So a planned break-up is maybe the thing I fear most. Because it plants a goodbye out in front of you, navigates the route, and delivers you an ETA. All that’s left is to put on a podcast of your irrational fears and deepest insecurities and look for any pit-stop to delay the destination. The only thing worse than planning it out is not planning it out. Because you can’t brace yourself. You’re driving along listening to a playlist of greatest dates and then you pull over to relieve yourself, and when you step out, you’re flattened by a sixteen-wheeler carrying someone else’s feelings. The semi roars on, specks of your heart splattered on it’s grill, while what remains twitches on the asphalt.
“You have arrived,” my emotional GPS alerts me. It’s supposed to be the end, but I find us in the middle. In the middle of the street, in the middle of me completely falling apart, and in the middle of not knowing what to say or do next. Em and I agree to work on our shit. A very ambiguous declaration, and even as we said it, I knew it would only make the immediate separation easy. A little morphine as we drift away.
I wipe my eyes, clear my throat and drag my luggage across Josh’s doorstep.

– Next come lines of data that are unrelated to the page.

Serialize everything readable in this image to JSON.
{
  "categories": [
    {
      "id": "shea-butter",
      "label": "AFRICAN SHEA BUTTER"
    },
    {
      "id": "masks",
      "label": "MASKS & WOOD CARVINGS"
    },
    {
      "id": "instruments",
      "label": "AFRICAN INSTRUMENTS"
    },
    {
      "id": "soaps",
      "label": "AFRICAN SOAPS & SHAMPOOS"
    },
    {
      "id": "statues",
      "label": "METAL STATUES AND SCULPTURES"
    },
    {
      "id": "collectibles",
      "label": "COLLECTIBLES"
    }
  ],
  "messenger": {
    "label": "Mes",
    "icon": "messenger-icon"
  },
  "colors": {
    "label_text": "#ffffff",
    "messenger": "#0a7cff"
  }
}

There are social contracts most humans agree to when out in public, the most notable, don’t get emotional. Take the metro, or fly Delta, and you’ll see everyone doing their best passport photo pose. No smiles, no frowns, refrain from the obscene, and especially no crying. People break these contracts by yelling at their significant other, or drunkenly ordering another round, and when this happens, their peers are granted permission to stare. It’s in the fine print. Don’t stare unless someone shows emotion. Well, there is no more public place than Union Station, and no more unsettling emotion than crying, so I discreetly march head down through the lobby to the Amtrak window to get my tickets. A man playing a loud boom box is rapping and shouting, and I’ve never felt such relief for someone causing a scene. I pull my hat down over my eyes as they swell with tears, and stress-purchase $38 worth of snacks from the convenience store inside the station. I am overcome with the feeling I want to be alone. It’s not exactly the perspective one wants before embarking on a country wide storytelling and improv tour, but one doesn’t always get to choose how one feels. I take the next few minutes to stare out the window as we pull out of the station, and I reflect on being a crying man departing from Union Station Los Angeles whose next destination is improv in Maricopa, Arizona. I had an active imagination as a kid, but no amount of creativity could have predicted this version of adulthood.